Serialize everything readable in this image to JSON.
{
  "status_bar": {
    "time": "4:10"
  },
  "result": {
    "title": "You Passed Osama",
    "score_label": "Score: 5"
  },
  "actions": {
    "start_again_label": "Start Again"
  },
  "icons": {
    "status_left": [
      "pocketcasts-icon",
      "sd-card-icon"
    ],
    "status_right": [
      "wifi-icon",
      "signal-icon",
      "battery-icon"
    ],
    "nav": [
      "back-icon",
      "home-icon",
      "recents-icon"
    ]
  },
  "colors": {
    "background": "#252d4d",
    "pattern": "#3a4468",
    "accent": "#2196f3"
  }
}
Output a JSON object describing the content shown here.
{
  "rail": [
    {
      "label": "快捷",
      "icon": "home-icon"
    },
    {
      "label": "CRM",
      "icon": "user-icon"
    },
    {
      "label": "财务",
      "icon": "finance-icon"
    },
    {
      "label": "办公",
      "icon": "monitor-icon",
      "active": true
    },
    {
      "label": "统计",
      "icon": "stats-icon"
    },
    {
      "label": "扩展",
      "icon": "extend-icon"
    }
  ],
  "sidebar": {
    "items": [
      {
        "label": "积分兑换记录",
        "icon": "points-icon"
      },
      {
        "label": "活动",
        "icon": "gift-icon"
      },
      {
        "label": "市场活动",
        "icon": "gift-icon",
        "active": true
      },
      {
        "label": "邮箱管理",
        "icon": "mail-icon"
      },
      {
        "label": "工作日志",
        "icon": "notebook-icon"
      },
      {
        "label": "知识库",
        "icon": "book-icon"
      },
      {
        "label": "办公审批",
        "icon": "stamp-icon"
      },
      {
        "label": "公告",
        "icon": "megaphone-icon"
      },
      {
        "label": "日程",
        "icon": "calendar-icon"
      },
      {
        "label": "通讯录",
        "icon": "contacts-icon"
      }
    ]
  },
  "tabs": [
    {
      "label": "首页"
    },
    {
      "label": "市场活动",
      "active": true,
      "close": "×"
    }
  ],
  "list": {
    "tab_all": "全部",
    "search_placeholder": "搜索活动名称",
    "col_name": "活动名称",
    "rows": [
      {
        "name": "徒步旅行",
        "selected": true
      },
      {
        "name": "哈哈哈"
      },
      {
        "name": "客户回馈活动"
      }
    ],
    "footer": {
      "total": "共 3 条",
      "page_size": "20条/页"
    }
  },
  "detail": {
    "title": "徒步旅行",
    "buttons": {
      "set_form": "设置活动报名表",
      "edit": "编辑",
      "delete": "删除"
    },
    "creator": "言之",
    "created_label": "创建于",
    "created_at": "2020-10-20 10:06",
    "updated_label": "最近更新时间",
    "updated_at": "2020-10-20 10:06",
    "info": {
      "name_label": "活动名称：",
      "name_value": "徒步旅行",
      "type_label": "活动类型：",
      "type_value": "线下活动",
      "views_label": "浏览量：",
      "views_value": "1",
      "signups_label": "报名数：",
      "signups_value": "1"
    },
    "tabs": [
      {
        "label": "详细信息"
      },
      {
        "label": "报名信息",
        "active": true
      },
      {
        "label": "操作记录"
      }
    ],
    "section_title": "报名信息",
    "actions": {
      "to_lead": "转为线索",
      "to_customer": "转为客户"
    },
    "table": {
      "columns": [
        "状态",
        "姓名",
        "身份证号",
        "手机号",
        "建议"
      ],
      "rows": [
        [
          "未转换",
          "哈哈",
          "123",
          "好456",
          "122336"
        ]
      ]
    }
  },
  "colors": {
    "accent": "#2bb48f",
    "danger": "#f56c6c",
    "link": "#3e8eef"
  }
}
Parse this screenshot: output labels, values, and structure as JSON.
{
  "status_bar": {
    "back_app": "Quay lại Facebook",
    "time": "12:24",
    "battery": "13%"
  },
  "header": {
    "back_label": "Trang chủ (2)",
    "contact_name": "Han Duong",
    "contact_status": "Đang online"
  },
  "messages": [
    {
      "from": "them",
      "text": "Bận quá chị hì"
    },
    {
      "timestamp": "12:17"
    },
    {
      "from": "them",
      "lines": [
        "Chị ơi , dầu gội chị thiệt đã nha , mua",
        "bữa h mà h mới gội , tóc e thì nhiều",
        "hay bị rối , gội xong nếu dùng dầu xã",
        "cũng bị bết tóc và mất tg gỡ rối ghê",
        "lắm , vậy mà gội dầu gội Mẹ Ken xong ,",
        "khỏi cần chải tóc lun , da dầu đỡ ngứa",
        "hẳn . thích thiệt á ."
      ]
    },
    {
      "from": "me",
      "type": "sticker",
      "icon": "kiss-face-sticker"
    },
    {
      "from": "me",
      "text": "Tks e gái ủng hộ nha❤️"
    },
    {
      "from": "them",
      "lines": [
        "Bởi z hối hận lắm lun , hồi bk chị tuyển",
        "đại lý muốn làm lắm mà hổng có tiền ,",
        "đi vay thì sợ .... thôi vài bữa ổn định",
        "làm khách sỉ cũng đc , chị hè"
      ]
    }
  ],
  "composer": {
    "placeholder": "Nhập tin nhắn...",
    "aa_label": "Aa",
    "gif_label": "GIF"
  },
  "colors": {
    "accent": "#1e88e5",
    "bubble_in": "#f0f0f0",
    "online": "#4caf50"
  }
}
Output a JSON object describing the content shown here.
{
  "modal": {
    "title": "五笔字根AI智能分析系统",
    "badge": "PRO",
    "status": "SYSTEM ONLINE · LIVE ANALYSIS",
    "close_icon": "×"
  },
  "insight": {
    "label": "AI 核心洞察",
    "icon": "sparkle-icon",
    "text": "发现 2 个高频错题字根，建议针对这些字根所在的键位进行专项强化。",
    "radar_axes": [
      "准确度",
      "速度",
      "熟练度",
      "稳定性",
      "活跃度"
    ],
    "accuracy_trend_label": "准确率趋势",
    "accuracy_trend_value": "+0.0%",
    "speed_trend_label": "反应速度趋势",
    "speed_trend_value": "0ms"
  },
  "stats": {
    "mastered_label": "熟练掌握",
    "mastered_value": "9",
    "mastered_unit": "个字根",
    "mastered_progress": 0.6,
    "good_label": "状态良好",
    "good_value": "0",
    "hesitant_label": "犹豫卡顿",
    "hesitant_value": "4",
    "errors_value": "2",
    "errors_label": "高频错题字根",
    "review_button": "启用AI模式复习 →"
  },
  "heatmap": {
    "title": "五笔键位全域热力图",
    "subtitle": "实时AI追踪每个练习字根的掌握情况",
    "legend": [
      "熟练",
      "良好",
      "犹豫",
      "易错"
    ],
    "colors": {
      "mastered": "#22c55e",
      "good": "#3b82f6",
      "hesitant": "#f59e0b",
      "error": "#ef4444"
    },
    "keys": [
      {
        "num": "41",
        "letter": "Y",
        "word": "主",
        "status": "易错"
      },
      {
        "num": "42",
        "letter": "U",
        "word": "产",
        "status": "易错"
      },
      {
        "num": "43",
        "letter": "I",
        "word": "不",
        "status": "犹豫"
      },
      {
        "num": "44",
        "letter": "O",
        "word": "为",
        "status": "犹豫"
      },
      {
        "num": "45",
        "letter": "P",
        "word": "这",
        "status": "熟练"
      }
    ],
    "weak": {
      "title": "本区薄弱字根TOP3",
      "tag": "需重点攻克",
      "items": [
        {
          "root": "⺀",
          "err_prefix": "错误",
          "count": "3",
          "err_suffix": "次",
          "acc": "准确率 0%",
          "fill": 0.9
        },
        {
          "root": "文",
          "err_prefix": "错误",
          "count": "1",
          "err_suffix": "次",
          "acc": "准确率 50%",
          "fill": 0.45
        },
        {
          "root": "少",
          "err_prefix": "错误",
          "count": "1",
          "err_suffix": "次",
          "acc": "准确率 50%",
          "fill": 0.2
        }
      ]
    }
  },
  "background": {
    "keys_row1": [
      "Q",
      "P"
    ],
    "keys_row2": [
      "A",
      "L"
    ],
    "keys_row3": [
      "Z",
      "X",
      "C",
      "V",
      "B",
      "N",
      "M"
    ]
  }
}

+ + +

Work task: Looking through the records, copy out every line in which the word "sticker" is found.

Reply:
      "type": "sticker",
      "icon": "kiss-face-sticker"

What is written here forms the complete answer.